Welcoming the Stranger
When I can still myself long enough during the Christmas season, questions like the following always seem to surface: Who is this One laying in a manger? Who was Jesus? What difference did his coming make in my life and the life of the world? Questions about Jesus inevitably lead me to God. There will always be a dimension of God, or many dimensions, that will defy easy answers. I can never, try as I may, whittle Him down to size.

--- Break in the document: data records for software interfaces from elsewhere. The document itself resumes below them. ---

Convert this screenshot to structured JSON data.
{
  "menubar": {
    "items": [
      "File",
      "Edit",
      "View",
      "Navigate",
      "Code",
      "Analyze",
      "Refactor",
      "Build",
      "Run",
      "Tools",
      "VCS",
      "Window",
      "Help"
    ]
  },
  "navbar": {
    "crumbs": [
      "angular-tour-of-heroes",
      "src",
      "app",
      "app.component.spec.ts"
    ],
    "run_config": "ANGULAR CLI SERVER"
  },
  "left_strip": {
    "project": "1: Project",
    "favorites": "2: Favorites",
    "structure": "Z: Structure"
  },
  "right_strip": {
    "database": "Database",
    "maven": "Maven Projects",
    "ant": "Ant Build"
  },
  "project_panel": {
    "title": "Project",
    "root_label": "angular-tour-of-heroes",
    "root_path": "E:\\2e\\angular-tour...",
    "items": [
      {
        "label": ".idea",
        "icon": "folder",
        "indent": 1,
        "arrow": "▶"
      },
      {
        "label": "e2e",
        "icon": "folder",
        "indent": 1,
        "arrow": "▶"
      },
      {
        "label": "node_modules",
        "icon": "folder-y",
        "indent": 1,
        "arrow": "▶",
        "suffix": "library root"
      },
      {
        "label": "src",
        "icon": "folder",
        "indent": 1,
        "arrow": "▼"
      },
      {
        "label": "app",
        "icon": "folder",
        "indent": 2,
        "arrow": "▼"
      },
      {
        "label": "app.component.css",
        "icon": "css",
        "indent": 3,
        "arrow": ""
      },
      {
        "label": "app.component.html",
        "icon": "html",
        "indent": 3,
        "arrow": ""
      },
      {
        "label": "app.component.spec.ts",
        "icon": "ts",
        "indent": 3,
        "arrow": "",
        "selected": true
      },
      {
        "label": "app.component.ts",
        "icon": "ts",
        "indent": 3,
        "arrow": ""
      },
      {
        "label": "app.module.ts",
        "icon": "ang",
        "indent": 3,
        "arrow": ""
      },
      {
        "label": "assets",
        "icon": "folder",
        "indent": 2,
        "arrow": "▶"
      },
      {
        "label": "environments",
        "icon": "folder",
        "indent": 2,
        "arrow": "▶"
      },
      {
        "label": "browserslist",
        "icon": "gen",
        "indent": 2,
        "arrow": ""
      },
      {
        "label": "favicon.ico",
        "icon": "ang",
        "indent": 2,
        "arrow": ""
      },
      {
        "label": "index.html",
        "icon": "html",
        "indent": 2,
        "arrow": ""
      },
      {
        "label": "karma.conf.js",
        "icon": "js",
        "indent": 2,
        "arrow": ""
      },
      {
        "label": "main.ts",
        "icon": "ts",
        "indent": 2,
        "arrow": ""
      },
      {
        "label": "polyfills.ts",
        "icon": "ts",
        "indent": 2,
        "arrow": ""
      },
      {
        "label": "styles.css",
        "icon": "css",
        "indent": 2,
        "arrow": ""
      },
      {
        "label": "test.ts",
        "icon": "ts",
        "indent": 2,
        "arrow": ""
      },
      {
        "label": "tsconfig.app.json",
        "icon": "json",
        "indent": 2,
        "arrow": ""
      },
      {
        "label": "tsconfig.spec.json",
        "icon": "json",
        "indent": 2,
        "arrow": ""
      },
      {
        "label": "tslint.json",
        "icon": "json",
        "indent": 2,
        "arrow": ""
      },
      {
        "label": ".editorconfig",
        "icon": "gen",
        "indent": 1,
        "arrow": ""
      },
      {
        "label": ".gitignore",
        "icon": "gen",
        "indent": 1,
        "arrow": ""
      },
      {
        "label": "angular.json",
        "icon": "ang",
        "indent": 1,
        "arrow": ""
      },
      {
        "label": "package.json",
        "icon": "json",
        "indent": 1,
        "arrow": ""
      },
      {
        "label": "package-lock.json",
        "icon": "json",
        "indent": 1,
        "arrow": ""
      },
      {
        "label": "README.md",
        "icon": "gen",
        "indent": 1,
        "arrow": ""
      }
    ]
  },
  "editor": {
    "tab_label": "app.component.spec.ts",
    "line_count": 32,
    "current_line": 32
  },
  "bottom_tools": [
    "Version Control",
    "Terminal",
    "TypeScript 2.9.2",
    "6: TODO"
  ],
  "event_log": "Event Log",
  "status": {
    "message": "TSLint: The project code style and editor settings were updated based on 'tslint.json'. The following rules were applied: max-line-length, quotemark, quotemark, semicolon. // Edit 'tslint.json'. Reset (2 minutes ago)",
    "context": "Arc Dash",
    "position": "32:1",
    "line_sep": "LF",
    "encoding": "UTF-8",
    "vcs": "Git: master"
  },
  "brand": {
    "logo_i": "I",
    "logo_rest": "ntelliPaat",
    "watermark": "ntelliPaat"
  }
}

This Christmas and every Christmas we celebrate God’s deliberate choosing to become one with our human flesh, with our human condition, with our story. God takes a seat at the table of our human joys and sorrows. This is what we call the “immanence” of God, the closeness of God, the incarnation. I love when someone’s “all in.” God’s all in. Catholic theology has always believed and emphasized that. The flip side of the coin is what we call the “transcendence” of God, the dimensions of God beyond what our human minds can fathom. After all, “God’s thoughts are not our thoughts and God’s ways are not our ways.” Our Protestant brothers and sisters in faith have always believed and emphasized this transcendent part of God.
To emphasize only the closeness of God has led many Christians to become fanatics and fundamentalists. God coming to them as the “stranger” is inconceivable. After all, if you have all the answers, there’s little point in entertaining other questions. If you have all the dust settled, why would you consider God as “other” or as “stranger”? You wouldn’t.
It takes imagination to welcome the stranger in our midst. Imagination takes us beyond our calculating minds to say as Mary said, “Let it be done to me.” God came to her in the form of a stranger asking something strange, to say the least. The stranger will not always come to us as the Angel Gabriel, but the stranger will always asks us to engage our imaginations.
Our capacity to welcome the stranger who suffers from alcoholism will depend much on our ability to imagine what it must be like carrying that same disease in our own mind and body every day. Our capacity to welcome the stranger suffering from depression will depend much on our ability to imagine the daily struggles of a depressed person. Our capacity to welcome the stranger who suffers from loneliness will depend much on our ability to imagine the last time we really felt left out. Our capacity to welcome the stranger who been evicted from a condemned rooming house will depend on our ability to imagine been homeless and what that must feel like.
Imagination was clearly lacking in the gospel story of the Last Judgment, the reading we heard to end the Church’s liturgical year at the end of November. In it we heard that all the people will be gathered by Christ at the end of time. He will appear in glory and will separate people much like a shepherd separates sheep from goats. Those on the left will be condemned because they did not respond to the needs of Christ who was hidden in the hungry, the thirsty, the naked, the sick and imprisoned. Their argument was, “Lord, when did we see you in the hungry, sick, naked, sick or imprisoned?” Their fundamental sin was that Christ appeared over and over again in the guise of a stranger, but they did not see him and so did not respond to his needs. Jesus tells this story before his death and resurrection, but even in his risen form he is not once initially recognized even by his closest companions. The Stranger came but remained a stranger.St. Mother Teresa when asked what she did every day in the streets of Calcutta at her mission, she replied, “Every day I see Jesus Christ in all of his distressing disguises.”
My prayer for each of you this Christmas season is that you will recognize the Stranger in every face your eyes fall upon. And may your imagination be so wild that you even see Christ’s face in the mirror. The Mystery of our salvation is hidden in plain sight.
On behalf of myself, Fr. Charlie, and the entire staff… “Merry Christmas!”